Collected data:

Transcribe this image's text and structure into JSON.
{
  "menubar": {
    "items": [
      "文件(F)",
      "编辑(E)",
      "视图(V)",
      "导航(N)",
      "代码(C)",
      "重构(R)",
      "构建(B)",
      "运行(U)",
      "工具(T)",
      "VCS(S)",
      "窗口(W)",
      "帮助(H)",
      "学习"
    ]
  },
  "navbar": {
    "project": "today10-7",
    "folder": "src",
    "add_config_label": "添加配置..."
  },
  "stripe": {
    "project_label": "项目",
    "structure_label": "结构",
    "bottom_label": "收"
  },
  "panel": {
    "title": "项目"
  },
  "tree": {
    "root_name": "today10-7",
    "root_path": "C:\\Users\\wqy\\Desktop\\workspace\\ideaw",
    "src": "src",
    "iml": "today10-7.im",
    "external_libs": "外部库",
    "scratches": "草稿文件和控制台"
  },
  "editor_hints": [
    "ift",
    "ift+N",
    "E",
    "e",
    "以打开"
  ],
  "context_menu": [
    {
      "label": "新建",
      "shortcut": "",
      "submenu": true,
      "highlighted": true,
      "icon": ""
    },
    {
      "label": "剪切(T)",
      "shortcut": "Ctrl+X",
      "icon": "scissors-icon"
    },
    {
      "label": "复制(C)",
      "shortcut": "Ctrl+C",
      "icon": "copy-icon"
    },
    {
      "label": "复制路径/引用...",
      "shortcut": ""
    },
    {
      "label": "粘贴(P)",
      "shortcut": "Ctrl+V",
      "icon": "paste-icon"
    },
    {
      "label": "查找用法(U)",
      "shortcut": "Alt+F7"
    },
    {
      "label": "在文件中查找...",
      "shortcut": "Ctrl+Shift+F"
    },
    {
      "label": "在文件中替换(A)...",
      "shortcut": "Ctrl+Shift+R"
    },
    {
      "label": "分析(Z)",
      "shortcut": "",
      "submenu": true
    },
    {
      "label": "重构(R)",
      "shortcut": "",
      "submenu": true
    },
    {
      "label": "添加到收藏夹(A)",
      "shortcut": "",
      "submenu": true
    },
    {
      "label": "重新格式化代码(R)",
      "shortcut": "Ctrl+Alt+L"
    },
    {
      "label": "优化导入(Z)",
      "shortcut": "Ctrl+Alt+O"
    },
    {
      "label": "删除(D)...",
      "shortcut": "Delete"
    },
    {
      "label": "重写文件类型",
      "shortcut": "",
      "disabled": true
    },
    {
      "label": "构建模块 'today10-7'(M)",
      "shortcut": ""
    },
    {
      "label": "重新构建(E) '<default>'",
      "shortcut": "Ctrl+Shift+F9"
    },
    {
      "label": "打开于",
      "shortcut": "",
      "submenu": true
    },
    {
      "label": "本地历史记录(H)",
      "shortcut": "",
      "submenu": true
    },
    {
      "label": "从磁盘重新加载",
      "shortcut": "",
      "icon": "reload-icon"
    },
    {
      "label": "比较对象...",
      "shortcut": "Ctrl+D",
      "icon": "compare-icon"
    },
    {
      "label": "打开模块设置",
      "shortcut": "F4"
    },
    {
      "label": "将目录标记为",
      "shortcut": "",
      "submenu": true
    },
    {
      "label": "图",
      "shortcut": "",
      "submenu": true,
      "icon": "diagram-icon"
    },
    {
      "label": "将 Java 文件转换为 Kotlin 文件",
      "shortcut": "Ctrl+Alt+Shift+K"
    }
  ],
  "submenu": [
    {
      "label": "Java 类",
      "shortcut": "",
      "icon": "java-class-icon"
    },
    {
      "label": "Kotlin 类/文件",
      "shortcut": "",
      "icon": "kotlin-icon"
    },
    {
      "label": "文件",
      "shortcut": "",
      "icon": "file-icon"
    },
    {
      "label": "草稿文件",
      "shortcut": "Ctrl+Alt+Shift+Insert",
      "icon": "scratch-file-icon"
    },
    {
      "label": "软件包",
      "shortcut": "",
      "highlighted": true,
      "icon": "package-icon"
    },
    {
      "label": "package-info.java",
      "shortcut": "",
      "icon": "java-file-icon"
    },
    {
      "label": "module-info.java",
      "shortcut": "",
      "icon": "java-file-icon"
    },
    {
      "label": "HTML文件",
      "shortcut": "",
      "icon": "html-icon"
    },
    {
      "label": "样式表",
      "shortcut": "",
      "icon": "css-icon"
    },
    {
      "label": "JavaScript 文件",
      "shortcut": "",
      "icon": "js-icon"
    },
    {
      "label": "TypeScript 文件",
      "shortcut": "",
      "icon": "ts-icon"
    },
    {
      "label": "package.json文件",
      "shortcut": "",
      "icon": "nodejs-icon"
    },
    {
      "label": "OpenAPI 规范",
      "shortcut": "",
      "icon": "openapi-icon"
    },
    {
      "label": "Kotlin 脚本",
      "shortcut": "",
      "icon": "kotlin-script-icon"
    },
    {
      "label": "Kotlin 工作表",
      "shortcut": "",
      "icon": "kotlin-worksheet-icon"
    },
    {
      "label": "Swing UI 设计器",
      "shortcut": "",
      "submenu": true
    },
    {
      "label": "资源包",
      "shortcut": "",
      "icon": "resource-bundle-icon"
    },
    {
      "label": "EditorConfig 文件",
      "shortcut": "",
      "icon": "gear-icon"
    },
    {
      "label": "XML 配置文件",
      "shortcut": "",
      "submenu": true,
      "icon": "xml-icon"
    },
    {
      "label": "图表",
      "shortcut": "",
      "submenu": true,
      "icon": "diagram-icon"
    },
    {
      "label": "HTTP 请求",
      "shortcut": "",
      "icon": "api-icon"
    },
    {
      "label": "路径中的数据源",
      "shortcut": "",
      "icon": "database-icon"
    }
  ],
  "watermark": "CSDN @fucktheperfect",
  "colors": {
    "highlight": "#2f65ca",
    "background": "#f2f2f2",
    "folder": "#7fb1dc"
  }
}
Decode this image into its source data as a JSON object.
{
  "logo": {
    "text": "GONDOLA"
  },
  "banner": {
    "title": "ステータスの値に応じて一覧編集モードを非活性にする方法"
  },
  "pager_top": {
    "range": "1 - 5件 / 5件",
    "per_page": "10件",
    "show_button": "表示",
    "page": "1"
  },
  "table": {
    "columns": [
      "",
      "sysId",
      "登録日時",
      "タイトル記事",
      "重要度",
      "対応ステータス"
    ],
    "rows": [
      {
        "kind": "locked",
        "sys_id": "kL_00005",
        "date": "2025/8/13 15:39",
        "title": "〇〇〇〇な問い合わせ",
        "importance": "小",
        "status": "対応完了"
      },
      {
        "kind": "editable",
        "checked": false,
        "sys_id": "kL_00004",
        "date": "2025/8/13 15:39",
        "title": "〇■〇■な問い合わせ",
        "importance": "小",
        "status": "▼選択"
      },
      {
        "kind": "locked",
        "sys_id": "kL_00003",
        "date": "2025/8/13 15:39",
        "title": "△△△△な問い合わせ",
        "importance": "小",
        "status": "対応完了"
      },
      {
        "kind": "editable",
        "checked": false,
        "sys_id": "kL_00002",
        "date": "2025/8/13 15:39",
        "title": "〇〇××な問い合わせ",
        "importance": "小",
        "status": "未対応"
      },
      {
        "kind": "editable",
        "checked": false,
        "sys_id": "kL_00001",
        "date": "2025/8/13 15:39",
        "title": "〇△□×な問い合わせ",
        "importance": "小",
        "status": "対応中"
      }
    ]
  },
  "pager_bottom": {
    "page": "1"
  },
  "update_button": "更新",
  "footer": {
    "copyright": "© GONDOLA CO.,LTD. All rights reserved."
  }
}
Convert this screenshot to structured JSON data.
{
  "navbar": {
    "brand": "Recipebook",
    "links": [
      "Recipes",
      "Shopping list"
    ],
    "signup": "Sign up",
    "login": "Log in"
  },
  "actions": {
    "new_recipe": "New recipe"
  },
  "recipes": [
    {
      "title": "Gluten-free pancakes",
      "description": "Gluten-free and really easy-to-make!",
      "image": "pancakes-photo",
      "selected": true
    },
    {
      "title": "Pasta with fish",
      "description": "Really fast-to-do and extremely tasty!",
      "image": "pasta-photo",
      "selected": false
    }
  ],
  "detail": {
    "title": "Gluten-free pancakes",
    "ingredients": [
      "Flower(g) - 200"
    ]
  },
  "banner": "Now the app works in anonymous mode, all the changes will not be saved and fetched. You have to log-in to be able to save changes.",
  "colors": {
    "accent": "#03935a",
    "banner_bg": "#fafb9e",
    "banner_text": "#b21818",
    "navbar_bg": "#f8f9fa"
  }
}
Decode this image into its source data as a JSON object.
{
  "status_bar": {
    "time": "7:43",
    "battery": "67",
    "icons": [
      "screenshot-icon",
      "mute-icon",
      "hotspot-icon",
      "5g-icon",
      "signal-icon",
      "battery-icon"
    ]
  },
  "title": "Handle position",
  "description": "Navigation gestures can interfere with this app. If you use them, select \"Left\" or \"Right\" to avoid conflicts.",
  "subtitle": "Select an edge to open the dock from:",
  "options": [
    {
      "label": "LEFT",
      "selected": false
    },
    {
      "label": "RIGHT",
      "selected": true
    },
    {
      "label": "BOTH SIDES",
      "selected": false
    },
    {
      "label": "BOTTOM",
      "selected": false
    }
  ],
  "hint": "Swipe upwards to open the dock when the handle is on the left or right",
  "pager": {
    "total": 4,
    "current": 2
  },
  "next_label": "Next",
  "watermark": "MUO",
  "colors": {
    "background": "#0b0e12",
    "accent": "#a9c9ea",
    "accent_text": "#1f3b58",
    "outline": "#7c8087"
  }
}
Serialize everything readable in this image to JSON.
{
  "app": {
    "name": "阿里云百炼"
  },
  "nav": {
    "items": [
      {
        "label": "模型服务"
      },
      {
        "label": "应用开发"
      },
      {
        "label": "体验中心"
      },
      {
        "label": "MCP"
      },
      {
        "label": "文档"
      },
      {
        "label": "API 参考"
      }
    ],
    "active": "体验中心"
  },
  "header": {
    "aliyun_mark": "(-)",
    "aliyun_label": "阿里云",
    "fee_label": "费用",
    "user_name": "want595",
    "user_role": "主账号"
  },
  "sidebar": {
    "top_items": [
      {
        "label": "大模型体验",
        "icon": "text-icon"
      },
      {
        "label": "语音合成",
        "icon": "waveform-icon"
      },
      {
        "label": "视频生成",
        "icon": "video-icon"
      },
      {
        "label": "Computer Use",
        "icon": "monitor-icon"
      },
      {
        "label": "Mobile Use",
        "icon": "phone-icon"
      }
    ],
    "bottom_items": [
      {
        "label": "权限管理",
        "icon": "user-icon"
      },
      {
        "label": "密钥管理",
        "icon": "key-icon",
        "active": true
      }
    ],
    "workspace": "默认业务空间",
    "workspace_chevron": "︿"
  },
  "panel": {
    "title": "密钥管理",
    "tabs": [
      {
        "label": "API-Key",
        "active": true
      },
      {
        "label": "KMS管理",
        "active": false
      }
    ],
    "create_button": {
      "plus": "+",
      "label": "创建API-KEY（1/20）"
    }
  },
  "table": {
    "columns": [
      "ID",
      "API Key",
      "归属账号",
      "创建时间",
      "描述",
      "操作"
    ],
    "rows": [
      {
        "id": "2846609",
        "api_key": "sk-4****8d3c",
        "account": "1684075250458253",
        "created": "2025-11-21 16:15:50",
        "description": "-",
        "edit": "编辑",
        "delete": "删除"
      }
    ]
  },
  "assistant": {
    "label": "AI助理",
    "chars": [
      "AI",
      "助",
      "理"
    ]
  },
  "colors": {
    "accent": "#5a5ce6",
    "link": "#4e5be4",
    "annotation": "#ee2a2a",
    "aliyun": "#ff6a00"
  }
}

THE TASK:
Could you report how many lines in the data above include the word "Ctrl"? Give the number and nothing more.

SOLUTION TO THE PROBLEM:
11